[13] I note that all evaluative documentation available to the August 2011 CSE was timely (Tr. p. 130; Dist. Exs. 2-6).

[14] The hearing record indicates the student's family speaks English in the home (Dist. Exs. 2 at p. 2; 3 at p. 1; 4 at pp. 1, 4). The hearing record does not reflect the student speaks any language other than English.

[15] The hearing record describes the DAYC as a standardized norm-referenced battery of subtests that measures the development of cognitive, communication, physical, social/emotional and adaptive skills (Dist.
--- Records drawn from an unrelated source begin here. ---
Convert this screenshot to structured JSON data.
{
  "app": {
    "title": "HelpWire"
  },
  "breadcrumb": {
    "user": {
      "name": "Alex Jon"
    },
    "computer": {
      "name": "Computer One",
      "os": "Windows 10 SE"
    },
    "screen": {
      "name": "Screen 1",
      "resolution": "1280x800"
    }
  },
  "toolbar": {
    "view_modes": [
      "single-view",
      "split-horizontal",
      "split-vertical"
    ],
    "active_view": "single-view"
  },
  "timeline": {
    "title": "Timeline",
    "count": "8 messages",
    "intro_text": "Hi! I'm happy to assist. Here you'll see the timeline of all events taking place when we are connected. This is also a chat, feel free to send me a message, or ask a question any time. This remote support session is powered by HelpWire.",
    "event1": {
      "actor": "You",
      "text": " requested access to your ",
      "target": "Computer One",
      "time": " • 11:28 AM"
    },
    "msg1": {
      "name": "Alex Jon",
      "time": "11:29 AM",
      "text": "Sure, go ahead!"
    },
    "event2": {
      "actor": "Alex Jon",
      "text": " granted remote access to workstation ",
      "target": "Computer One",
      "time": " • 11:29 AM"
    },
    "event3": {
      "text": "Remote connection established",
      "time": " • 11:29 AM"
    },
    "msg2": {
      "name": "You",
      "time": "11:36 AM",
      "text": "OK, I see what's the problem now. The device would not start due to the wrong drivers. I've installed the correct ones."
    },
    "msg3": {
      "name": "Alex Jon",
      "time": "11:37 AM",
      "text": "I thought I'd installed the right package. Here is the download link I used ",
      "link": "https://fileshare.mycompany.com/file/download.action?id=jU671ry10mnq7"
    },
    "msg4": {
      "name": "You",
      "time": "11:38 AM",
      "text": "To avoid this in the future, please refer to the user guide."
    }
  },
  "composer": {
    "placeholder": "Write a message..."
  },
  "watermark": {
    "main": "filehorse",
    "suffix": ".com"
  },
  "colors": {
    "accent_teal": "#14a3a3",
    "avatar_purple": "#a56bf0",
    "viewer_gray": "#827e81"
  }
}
Ex. 3 at p. 2).  The DAYC scores are based on a chronological age of 4.08 years (56 months) (id.).

[16] According to the district special education teacher, upon reviewing the (evaluative) documents from December 2010, the CSE determined that the student was able to "do a lot of things, " and "for a child with autism … she was doing fairly well…at that age range, and especially with autism, there's a lot of progress can be made in a month or three months or four months or five months" (Tr. p. 98).  I find the reasoning reflected in this testimony vague.  In addition, the district special education teacher testified that based on documentation available there was not a "huge concern" academically because the student was growing in her skills (Tr. p. 108).  Based on previously discussed results of the December 2010 DAYC and without more current evaluative information to support the special education teacher's testimony, and without input from Rebecca School personnel, I disagree.

[17] Although the hearing record reflects that the August 2011 CSE reviewed the proposed goals with the parent, is unclear based on the testimonial evidence whether the parent requested additional goals in the IEP, particularly goals related to the student's sensory needs (Tr. pp. 110, 448).

[18] The hearing record reflects that speech-language therapy occurred in the clinician's office, the classroom, or in community settings such as the grocery store (Parent Ex. K at p. 7).

[19] The Rebecca School special education teacher defined Floortime as a method that follows a student's lead, interests, and desires (Tr. p. 231). According to the special education teacher, Rebecca School personnel reach students at their current developmental level and move forward from there (Tr. p. 231).

[20] The district's authorities cited to support position that a unilateral placement must meet grouping requirements (i.e. with other verbal children and within regulatory age ranges) are not on point.  The district does not point to any legal authority holds that unilateral placements are required to group students in the same manner as public school districts in order for a unilateral placement to confer educational benefits.

[21] As indicated above, the hearing record does not contain any August 2011 CSE meeting minutes to support the district special education teacher's testimony that the parent was not willing to enroll the student in a district public school (Tr. pp. 119-20, 125-27).

[22] The hearing record further indicates that the first day of school was September 6, 2011 (Tr. p. 104).

[23] I note that the program director testified that the parent could be released from the enrollment contract (Tr. pp. 354-55).

[24] According to the December 2010 social history, the student's father had been employed at a warehouse at that time, while the student's mother took care of the family (Dist. Ex. 2 at pp. 1-2).